Anderson and Salerno have a little fun with their cast's disposability, casting aside a half-dozen eligible men (and one woman) to anoint an adolescent Predator as the closest thing to a love interest for Alexa. The seven-foot tall big-game hunter even goes so far as to bashfully reveal his monstrous face to his new best friend. This moment would probably sing if the mask Amalgamated Dynamics delivered was lit and photographed to conceal its stuttering motors and waxy, synthetic hide. Likewise, suit actor Ian Whyte conveys very little of the elegant, androgynous determination Kevin Peter Hall brought to Predator and Predator 2.

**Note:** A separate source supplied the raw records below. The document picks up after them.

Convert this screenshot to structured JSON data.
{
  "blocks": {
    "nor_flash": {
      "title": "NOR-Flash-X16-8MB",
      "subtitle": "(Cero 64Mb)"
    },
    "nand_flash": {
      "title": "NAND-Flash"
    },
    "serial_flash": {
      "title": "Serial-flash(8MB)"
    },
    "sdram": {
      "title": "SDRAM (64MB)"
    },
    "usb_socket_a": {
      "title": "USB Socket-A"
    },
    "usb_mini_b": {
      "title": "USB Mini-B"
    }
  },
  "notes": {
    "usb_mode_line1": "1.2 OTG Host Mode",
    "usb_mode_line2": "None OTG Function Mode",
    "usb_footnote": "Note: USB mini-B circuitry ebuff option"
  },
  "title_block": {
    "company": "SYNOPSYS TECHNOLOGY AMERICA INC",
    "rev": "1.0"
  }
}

AVP's Predators are lumps, their cinched waists and barrel chests explicitly recalling the kind of simplistic, easily reproducible shapes you see in cheap supermarket action figures. The Aliens don't fair much better. Following on from their work on Alien: Resurrection, Amalgamated Dynamics once again render the title creature with elongated, insectile limbs and a rabid, bestial gait. The added screentime required to churn through actual fights scenes doesn't help, we're either stuck with ugly CG pouncing or prolonged glimpses that utterly expose the weightless, jittery rubber required to create the Alien's back-piping. We're a long way from Giger using repurposed medical grade bones and Rolls-Royce cooling tubes to arrive at something genuinely nightmarish.